Much of our secularized society has come to view human beings as little more than biological machines. According to this outlook, you and all the people you know are really no more than the tissue structures of the human brain interacting with its environment. It is frequently assumed that all of our thoughts, emotions, behaviors, and personality traits are simply manifestations of the chemical processes on which biology is based. And since biology is based on chemistry, many people assume that when we have problems with our thoughts, emotions, or behaviors, that they are essentially chemical problems—with chemical solutions.
Not everyone is happy with the results of this modern worldview. In recent decades many people, calling themselves postmodernists, have not only come to question science’s ability to solve all of humanity’s problems, but also to deny that there are any ultimate truths on which we can base our lives, and thus no universal answers to our problems.
But there is a worldview that neither reduces people to machines nor leaves them in despair for answers. It comes from the Bible, which tells us that human beings are made in the spiritual image and likeness of God. It tells us that God has not left us alone, but is constantly revealing Himself both through the universe He has made and the Scriptures He has given us—and that He even came into this world and lived as one of us, in the Person of Jesus Christ. He did all this and more to bring us the answers we need, by showing us that He Himself is our ultimate answer.

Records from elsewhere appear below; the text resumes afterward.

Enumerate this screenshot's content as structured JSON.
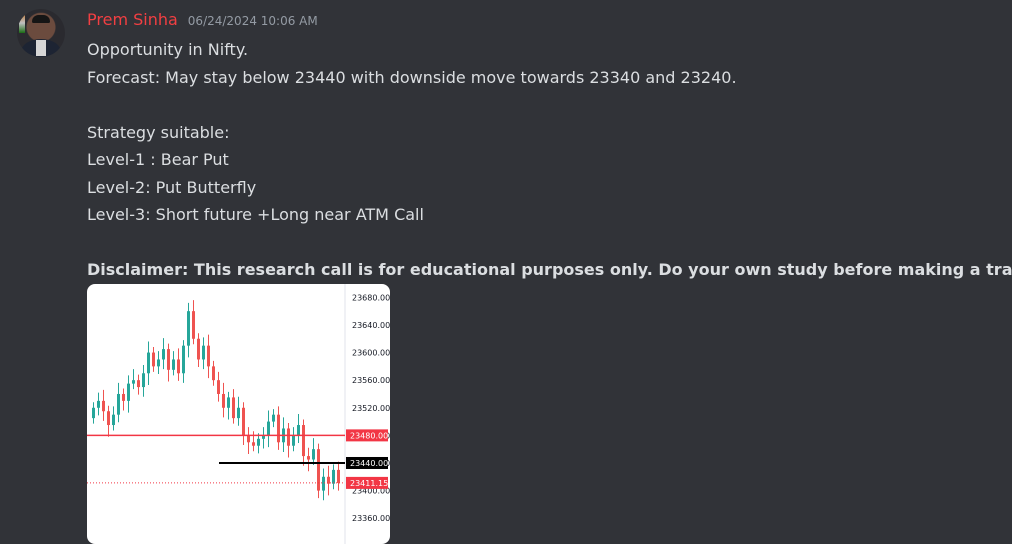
{
  "message": {
    "author": "Prem Sinha",
    "timestamp": "06/24/2024 10:06 AM",
    "lines": [
      "Opportunity in Nifty.",
      "Forecast: May stay below 23440 with downside move towards 23340 and 23240.",
      "",
      "Strategy suitable:",
      "Level-1 : Bear Put",
      "Level-2: Put Butterfly",
      "Level-3: Short future +Long near ATM Call",
      ""
    ],
    "disclaimer": "Disclaimer: This research call is for educational purposes only. Do your own study before making a trade."
  },
  "chart_data": {
    "type": "candlestick",
    "y_tick_labels": [
      "23680.00",
      "23640.00",
      "23600.00",
      "23560.00",
      "23520.00",
      "23480.00",
      "23440.00",
      "23400.00",
      "23360.00"
    ],
    "ylim": [
      23340,
      23695
    ],
    "price_lines": [
      {
        "label": "23480.00",
        "value": 23480,
        "color": "#f23645"
      },
      {
        "label": "23440.00",
        "value": 23440,
        "color": "#000000"
      },
      {
        "label": "23411.15",
        "value": 23411.15,
        "color": "#f23645"
      }
    ],
    "up_color": "#26a69a",
    "down_color": "#ef5350"
  }
}
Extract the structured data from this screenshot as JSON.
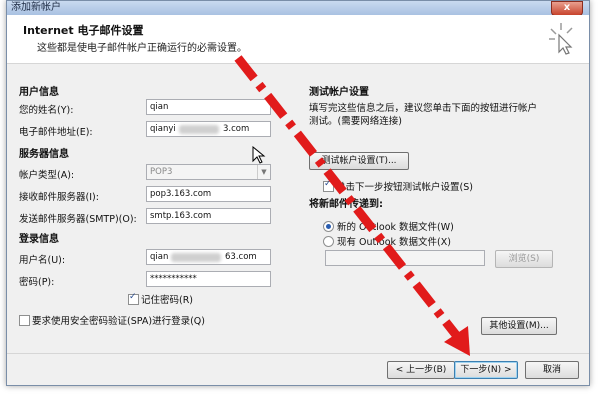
{
  "window": {
    "title": "添加新帐户",
    "close_label": "x"
  },
  "header": {
    "title": "Internet 电子邮件设置",
    "subtitle": "这些都是使电子邮件帐户正确运行的必需设置。",
    "icon": "cursor-sparkle-icon"
  },
  "user_info": {
    "section": "用户信息",
    "name_label": "您的姓名(Y):",
    "name_value": "qian",
    "email_label": "电子邮件地址(E):",
    "email_value_start": "qianyi",
    "email_value_end": "3.com"
  },
  "server_info": {
    "section": "服务器信息",
    "account_type_label": "帐户类型(A):",
    "account_type_value": "POP3",
    "incoming_label": "接收邮件服务器(I):",
    "incoming_value": "pop3.163.com",
    "outgoing_label": "发送邮件服务器(SMTP)(O):",
    "outgoing_value": "smtp.163.com"
  },
  "login_info": {
    "section": "登录信息",
    "username_label": "用户名(U):",
    "username_value_start": "qian",
    "username_value_end": "63.com",
    "password_label": "密码(P):",
    "password_value": "***********",
    "remember_label": "记住密码(R)",
    "remember_checked": true
  },
  "spa": {
    "label": "要求使用安全密码验证(SPA)进行登录(Q)",
    "checked": false
  },
  "test": {
    "section": "测试帐户设置",
    "description_line1": "填写完这些信息之后，建议您单击下面的按钮进行帐户",
    "description_line2": "测试。(需要网络连接)",
    "button": "测试帐户设置(T)...",
    "auto_test_label": "单击下一步按钮测试帐户设置(S)",
    "auto_test_checked": true
  },
  "deliver": {
    "section": "将新邮件传递到:",
    "new_file_label": "新的 Outlook 数据文件(W)",
    "existing_file_label": "现有 Outlook 数据文件(X)",
    "selected": "new",
    "browse_button": "浏览(S)"
  },
  "more_settings_button": "其他设置(M)...",
  "footer": {
    "back_button": "< 上一步(B)",
    "next_button": "下一步(N) >",
    "cancel_button": "取消"
  },
  "overlay": {
    "arrow_color": "#e11b1b"
  }
}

God created us to enjoy a loving and trusting relationship with Him. He knows all of our needs, and when we turn away from Him we abandon the ultimate source of peace and wholeness for our lives. The ancient Christian theologian, Augustine, summed it up when he wrote, “You have made us for yourself, O Lord, and our hearts are restless until they rest in you.”
And Jesus said, “Come to me, all you who are weary and burdened, and I will give you rest.” (Matthew 11:28, NIV)
By: Ron Henzel. Used with permission.